“Gems of the Universe: The Barred Spiral Galaxies” will be the topic at ‘Imiloa Astronomy Center at 7 p.m. on Friday, April 19.
Pierre Martin, professor of astronomy at the University of Hawaii at Hilo, will take a closer look at spiral galaxies and differentiate between barred spiral galaxies.
“Among the family of spiral galaxies seen in our universe, a large fraction shows an elongated, stellar structure in their central regions commonly described as a ‘bar,’” stated Martin. “These magnificent objects, the barred spirals, represent the norm, and not the exception, among all of nearby spiral galaxies.”
The bar phenomenon has drastic effects on the evolution of a galaxy, from changing where stars are formed, to how the chemical elements are distributed across its disk, and to possibly helping in feeding its central region where a massive black hole might reside.
In this presentation, Martin will review some of the early history of observations of spiral galaxies, including some of the first descriptions of galaxies with bars. Then he will discuss how bars can be formed, how they evolve and how they might considerably affect the evolution of their host galaxies.
He notes, “Our own Galaxy, the Milky Way, is in fact a barred spiral.”

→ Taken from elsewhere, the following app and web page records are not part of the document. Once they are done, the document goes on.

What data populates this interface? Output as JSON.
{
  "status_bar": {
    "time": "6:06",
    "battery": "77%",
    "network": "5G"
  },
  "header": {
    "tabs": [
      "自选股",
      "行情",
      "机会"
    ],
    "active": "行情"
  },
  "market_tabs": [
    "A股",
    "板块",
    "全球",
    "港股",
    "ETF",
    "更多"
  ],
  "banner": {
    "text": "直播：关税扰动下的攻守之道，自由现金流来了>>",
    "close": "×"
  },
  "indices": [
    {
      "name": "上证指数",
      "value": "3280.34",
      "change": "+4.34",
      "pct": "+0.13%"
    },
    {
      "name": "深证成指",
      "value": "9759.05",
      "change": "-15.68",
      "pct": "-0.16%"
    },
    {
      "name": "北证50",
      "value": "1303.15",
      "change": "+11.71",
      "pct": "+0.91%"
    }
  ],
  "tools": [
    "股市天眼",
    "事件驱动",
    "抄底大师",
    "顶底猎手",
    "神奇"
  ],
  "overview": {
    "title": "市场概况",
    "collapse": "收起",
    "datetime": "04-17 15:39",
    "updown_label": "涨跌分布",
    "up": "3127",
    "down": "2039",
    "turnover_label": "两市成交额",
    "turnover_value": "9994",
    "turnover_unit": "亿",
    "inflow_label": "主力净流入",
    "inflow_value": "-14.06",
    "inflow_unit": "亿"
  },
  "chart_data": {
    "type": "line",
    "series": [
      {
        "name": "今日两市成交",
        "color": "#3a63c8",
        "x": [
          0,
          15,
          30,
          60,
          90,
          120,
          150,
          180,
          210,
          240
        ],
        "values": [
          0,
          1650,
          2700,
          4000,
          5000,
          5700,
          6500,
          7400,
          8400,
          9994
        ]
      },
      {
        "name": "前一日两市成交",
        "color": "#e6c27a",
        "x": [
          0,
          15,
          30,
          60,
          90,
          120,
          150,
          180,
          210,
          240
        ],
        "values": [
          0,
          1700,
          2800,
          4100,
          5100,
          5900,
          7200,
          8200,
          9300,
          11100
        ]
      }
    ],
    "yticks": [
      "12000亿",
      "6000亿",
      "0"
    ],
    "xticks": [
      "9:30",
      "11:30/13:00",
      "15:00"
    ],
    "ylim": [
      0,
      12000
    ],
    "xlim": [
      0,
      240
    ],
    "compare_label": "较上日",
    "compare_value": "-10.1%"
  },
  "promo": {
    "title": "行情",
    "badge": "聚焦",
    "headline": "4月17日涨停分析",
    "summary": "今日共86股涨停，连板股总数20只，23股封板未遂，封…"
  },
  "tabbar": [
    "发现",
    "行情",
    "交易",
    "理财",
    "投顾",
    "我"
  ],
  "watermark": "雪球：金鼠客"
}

Finally, he will briefly describe an ambitious project to be undertaken with an innovative instrument at the Canada France Hawaii Telescope on Mauna Kea next year, aiming in better understanding of the significance of bars in galaxies. But, maybe more importantly, he will show that barred spiral galaxies are among the most beautiful objects in the universe.
Martin is an assistant professor of physics and astronomy and the director of the UH-Hilo Hoku Ke‘a Observatory.